* **ENTRIES SHOWN**

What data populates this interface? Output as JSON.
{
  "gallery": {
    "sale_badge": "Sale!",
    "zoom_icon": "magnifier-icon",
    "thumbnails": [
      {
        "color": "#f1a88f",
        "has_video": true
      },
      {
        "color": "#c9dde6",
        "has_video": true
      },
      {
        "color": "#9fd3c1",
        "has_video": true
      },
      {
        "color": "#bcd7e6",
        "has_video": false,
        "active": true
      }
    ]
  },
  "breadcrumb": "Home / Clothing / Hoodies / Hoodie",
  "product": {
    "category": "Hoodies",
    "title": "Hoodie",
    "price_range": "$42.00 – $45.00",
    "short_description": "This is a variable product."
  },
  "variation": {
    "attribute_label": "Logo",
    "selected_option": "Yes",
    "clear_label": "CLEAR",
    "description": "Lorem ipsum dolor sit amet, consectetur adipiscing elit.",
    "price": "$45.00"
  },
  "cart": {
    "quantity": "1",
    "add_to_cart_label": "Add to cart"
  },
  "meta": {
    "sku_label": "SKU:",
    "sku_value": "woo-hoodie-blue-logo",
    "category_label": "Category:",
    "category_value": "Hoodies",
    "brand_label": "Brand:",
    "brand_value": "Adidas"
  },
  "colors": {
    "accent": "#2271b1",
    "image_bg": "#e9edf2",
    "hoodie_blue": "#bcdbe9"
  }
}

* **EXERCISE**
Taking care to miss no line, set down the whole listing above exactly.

* **RESPONSE AREA**
What data populates this interface? Output as JSON.
{
  "gallery": {
    "sale_badge": "Sale!",
    "zoom_icon": "magnifier-icon",
    "thumbnails": [
      {
        "color": "#f1a88f",
        "has_video": true
      },
      {
        "color": "#c9dde6",
        "has_video": true
      },
      {
        "color": "#9fd3c1",
        "has_video": true
      },
      {
        "color": "#bcd7e6",
        "has_video": false,
        "active": true
      }
    ]
  },
  "breadcrumb": "Home / Clothing / Hoodies / Hoodie",
  "product": {
    "category": "Hoodies",
    "title": "Hoodie",
    "price_range": "$42.00 – $45.00",
    "short_description": "This is a variable product."
  },
  "variation": {
    "attribute_label": "Logo",
    "selected_option": "Yes",
    "clear_label": "CLEAR",
    "description": "Lorem ipsum dolor sit amet, consectetur adipiscing elit.",
    "price": "$45.00"
  },
  "cart": {
    "quantity": "1",
    "add_to_cart_label": "Add to cart"
  },
  "meta": {
    "sku_label": "SKU:",
    "sku_value": "woo-hoodie-blue-logo",
    "category_label": "Category:",
    "category_value": "Hoodies",
    "brand_label": "Brand:",
    "brand_value": "Adidas"
  },
  "colors": {
    "accent": "#2271b1",
    "image_bg": "#e9edf2",
    "hoodie_blue": "#bcdbe9"
  }
}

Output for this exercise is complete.